Socio-economic status and the intergenerational structures which maintain it have been a persistent source of tension across the world and across history. In the influential tradition of thought following Karl Marx, class has been seen as a fundamental agent of socio-political change and an inescapable force that conditions the production of literature, art, and other cultural materials. The application of ideas formed in a post-industrial, capitalist age to pre-modern societies presents some significant methodological challenges, however, and has been the source of an intense scholarly debate which continues to this day. 

View full article. | Posted in Calls for Papers on Wed, 11/27/2019 - 10:38am by Erik Shell.

Recogito is a software platform that facilitates annotation of text and images. Through both automatic annotation and manual annotation by users, the software links uploaded files to geographic data and facilitates the sharing and downloading of this data in various formats. The software is freely available for download through GitHub, and a version is also hosted online. In the online version, users have a private workspace as well as the ability to share documents among a group or publicly. Recogito was developed from 2013 to 2018 as part of the Pelagios network, a much wider project dedicated to creating gazetteers and tools for annotation, visualization, pedagogy, collaboration, and registering linked data.

ANNOTATION

View full article. | Posted in on Thu, 11/21/2019 - 7:03pm by Kilian Mallon.
"Empty Theatre (almost)"by Kevin Jaako, licensed under CC BY 2.0

CAMP Press Release

The SCS’ Committee on Ancient and Modern Performance (CAMP) would like to announce a change in its staged reading for the 2020 meeting in Washington D.C.  Instead of Robert Montgomery Bird’s “the Gladiator,” the committee will instead present Joseph Addison’s “Cato.”  Both plays provoke interesting discussion on the connections between American history and Classical Rome.  “Cato,” which dramatizes the stoic and patriotic Cato’s last stand against a tyrannical Julius Caesar, was quoted and alluded to by the leaders of the American Revolution, and staged by George Washington for his troops at Valley Forge in defiance of a congressional ban on plays.

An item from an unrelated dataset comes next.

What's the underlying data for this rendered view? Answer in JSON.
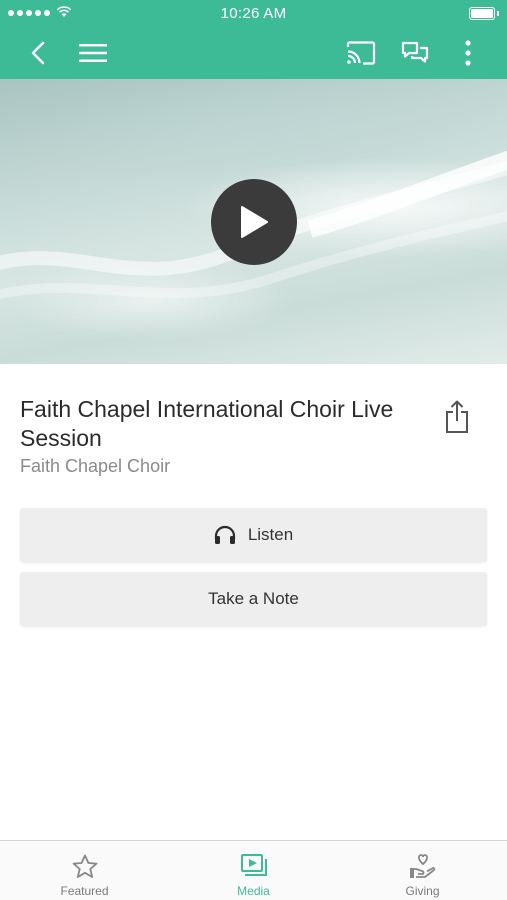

Both plays and their authors are also rooted in the ideologies of their own times, ideologies which include some racist and colonialist viewpoints.  That these viewpoints have been connected with Classics as an academic field is an important element of both the history of and the contemporary challenges of our discipline.  CAMP believes that by working with and presenting such material, even when (and in fact especially when) it is problematic, we can simultaneously acknowledge the field’s entanglement with historical wrongs, and have fruitful discussions about how we can productively move forward.

View full article. | Posted in Performances on Wed, 11/20/2019 - 8:17am by Erik Shell.

Pages

Latest Stories

Calls for Papers
Calls for Papers
Call for Abstracts: Greco-Roman Antiquity and White Supremacy
Calls for Papers
Flavian Sicily: An Academic Conference and Tour of A

© 2019, Society for Classical Studies Privacy Policy